━━━━━ Extracted records ━━━━━
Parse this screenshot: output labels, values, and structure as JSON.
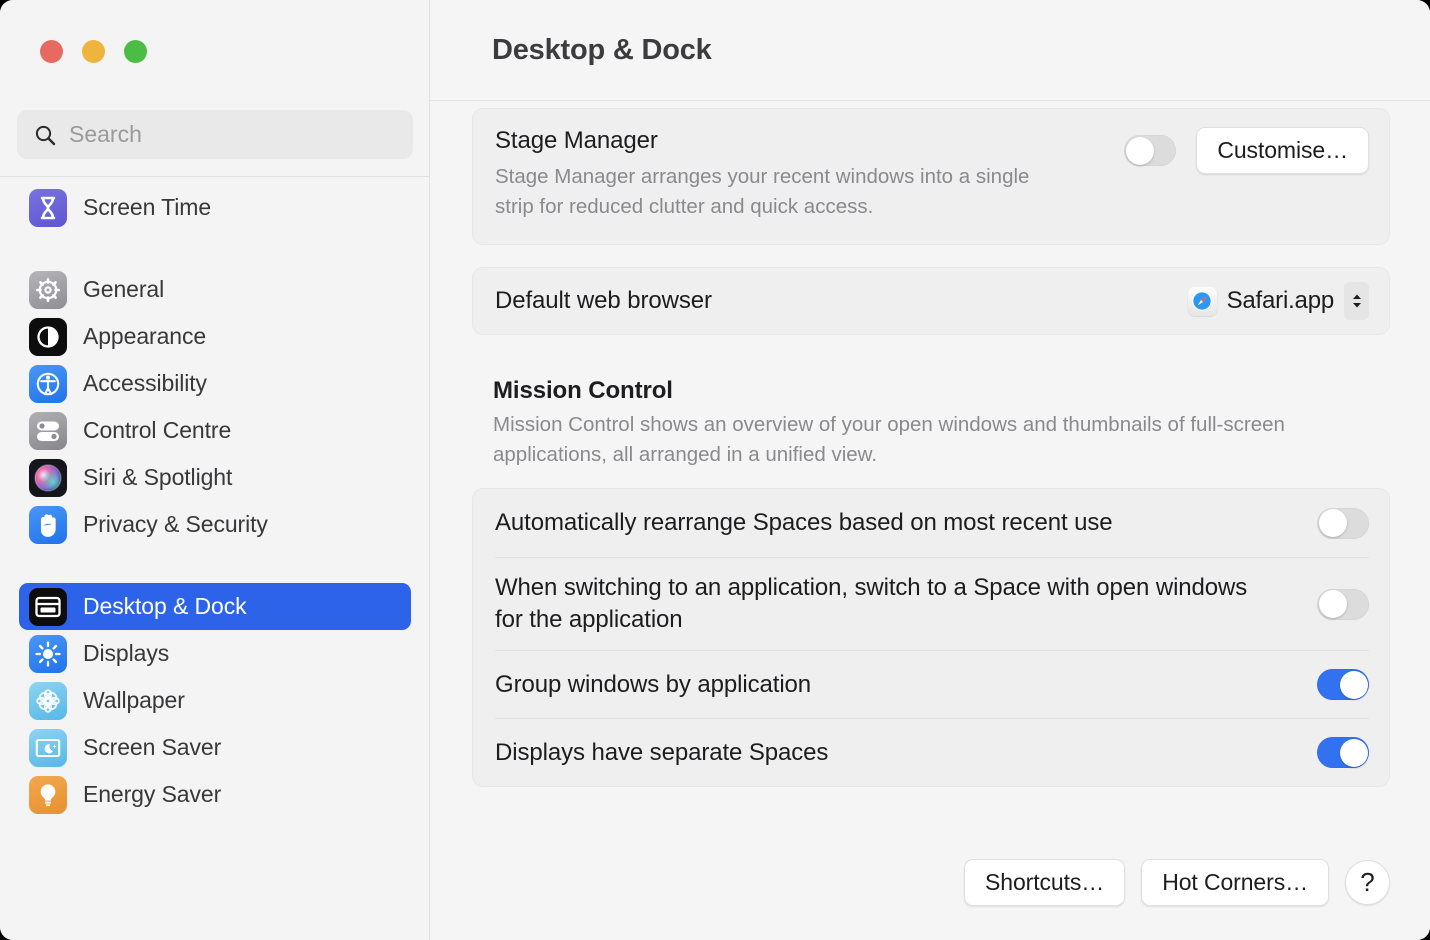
{
  "window": {
    "traffic_lights": [
      {
        "name": "close",
        "color": "#e8695f"
      },
      {
        "name": "minimise",
        "color": "#eeb43d"
      },
      {
        "name": "zoom",
        "color": "#4cbd44"
      }
    ]
  },
  "search": {
    "placeholder": "Search",
    "value": "",
    "icon": "search-icon"
  },
  "sidebar": {
    "items": [
      {
        "label": "Screen Time",
        "icon": "screen-time-icon",
        "selected": false,
        "gap_after": true
      },
      {
        "label": "General",
        "icon": "general-icon",
        "selected": false
      },
      {
        "label": "Appearance",
        "icon": "appearance-icon",
        "selected": false
      },
      {
        "label": "Accessibility",
        "icon": "accessibility-icon",
        "selected": false
      },
      {
        "label": "Control Centre",
        "icon": "control-centre-icon",
        "selected": false
      },
      {
        "label": "Siri & Spotlight",
        "icon": "siri-spotlight-icon",
        "selected": false
      },
      {
        "label": "Privacy & Security",
        "icon": "privacy-security-icon",
        "selected": false,
        "gap_after": true
      },
      {
        "label": "Desktop & Dock",
        "icon": "desktop-dock-icon",
        "selected": true
      },
      {
        "label": "Displays",
        "icon": "displays-icon",
        "selected": false
      },
      {
        "label": "Wallpaper",
        "icon": "wallpaper-icon",
        "selected": false
      },
      {
        "label": "Screen Saver",
        "icon": "screen-saver-icon",
        "selected": false
      },
      {
        "label": "Energy Saver",
        "icon": "energy-saver-icon",
        "selected": false
      }
    ],
    "selected_accent": "#2d63e8"
  },
  "header": {
    "title": "Desktop & Dock"
  },
  "stage_manager": {
    "title": "Stage Manager",
    "description": "Stage Manager arranges your recent windows into a single strip for reduced clutter and quick access.",
    "toggle_on": false,
    "customise_label": "Customise…"
  },
  "default_browser": {
    "label": "Default web browser",
    "value": "Safari.app",
    "icon": "safari-icon"
  },
  "mission_control": {
    "title": "Mission Control",
    "description": "Mission Control shows an overview of your open windows and thumbnails of full-screen applications, all arranged in a unified view.",
    "rows": [
      {
        "label": "Automatically rearrange Spaces based on most recent use",
        "toggle_on": false
      },
      {
        "label": "When switching to an application, switch to a Space with open windows for the application",
        "toggle_on": false
      },
      {
        "label": "Group windows by application",
        "toggle_on": true
      },
      {
        "label": "Displays have separate Spaces",
        "toggle_on": true
      }
    ]
  },
  "footer": {
    "shortcuts_label": "Shortcuts…",
    "hot_corners_label": "Hot Corners…",
    "help_label": "?"
  },
  "colors": {
    "accent_blue": "#3272f0",
    "toggle_off": "#dcdcdc",
    "window_bg": "#f5f5f5",
    "card_bg": "#efefef"
  }
}
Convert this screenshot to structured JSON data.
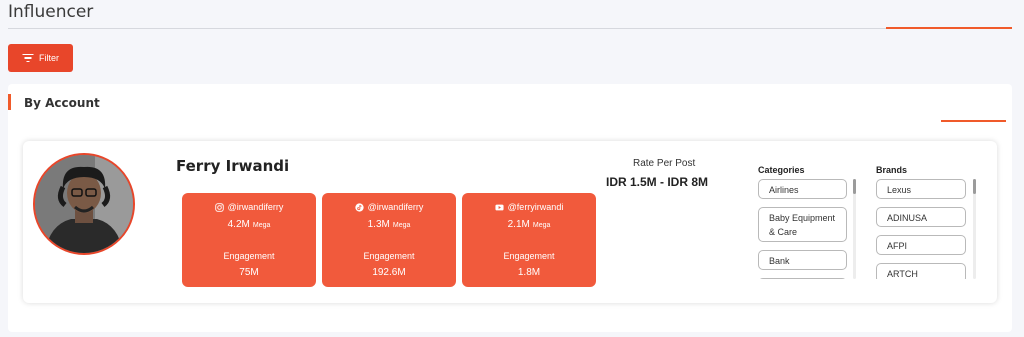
{
  "page": {
    "title": "Influencer"
  },
  "toolbar": {
    "filter_label": "Filter"
  },
  "section": {
    "title": "By Account"
  },
  "profile": {
    "name": "Ferry Irwandi",
    "platforms": [
      {
        "icon": "instagram-icon",
        "handle": "@irwandiferry",
        "followers": "4.2M",
        "tier": "Mega",
        "engagement_label": "Engagement",
        "engagement": "75M"
      },
      {
        "icon": "tiktok-icon",
        "handle": "@irwandiferry",
        "followers": "1.3M",
        "tier": "Mega",
        "engagement_label": "Engagement",
        "engagement": "192.6M"
      },
      {
        "icon": "youtube-icon",
        "handle": "@ferryirwandi",
        "followers": "2.1M",
        "tier": "Mega",
        "engagement_label": "Engagement",
        "engagement": "1.8M"
      }
    ],
    "rate": {
      "label": "Rate Per Post",
      "value": "IDR 1.5M - IDR 8M"
    },
    "categories": {
      "title": "Categories",
      "items": [
        "Airlines",
        "Baby Equipment & Care",
        "Bank"
      ]
    },
    "brands": {
      "title": "Brands",
      "items": [
        "Lexus",
        "ADINUSA",
        "AFPI",
        "ARTCH"
      ]
    }
  },
  "colors": {
    "accent": "#e8462a",
    "stat_box": "#f15a3c"
  }
}
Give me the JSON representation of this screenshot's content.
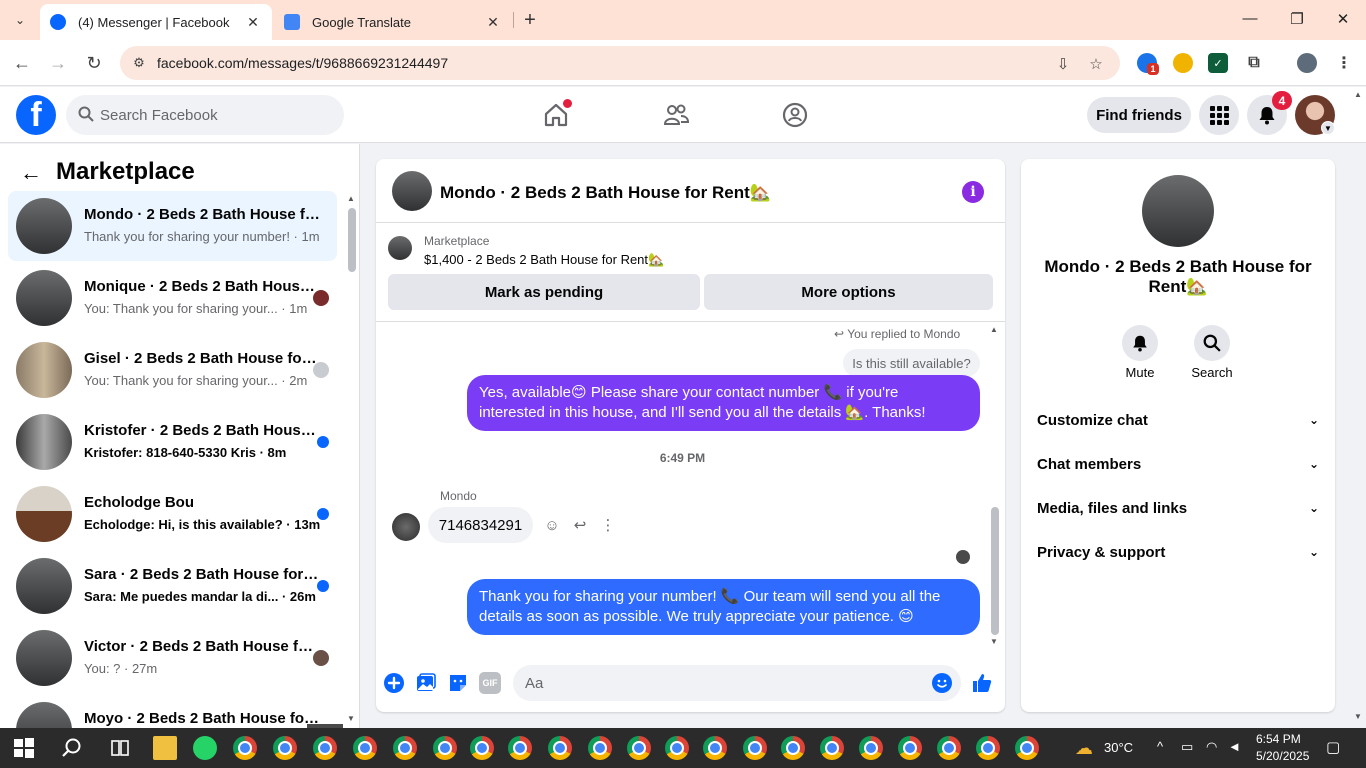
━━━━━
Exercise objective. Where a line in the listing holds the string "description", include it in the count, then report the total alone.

Result. 2